[INPUT DATA]

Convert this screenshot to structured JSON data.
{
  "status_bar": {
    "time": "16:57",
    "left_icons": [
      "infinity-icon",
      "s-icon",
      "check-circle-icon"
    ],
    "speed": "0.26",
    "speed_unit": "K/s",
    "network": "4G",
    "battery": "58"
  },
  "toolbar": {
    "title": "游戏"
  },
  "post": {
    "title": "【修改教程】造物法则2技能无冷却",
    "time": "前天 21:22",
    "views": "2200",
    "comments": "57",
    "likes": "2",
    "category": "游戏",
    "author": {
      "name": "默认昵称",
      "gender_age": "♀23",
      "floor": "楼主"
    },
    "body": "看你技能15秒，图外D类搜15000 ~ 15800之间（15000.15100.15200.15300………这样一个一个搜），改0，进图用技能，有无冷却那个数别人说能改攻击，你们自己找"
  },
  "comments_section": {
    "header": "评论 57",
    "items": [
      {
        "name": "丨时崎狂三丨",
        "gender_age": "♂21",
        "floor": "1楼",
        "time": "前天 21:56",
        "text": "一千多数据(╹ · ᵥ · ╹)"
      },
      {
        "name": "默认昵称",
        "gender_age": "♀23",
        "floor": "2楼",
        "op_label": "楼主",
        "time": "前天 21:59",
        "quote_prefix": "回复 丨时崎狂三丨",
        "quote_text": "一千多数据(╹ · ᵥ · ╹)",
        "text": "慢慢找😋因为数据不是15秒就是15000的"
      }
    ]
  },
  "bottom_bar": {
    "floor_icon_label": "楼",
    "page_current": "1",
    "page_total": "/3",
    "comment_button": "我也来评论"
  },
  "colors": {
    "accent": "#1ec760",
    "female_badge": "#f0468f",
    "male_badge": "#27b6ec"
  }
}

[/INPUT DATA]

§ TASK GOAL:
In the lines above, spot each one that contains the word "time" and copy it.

§ OUTPUT:
    "time": "16:57",
    "time": "前天 21:22",
        "time": "前天 21:56",
        "time": "前天 21:59",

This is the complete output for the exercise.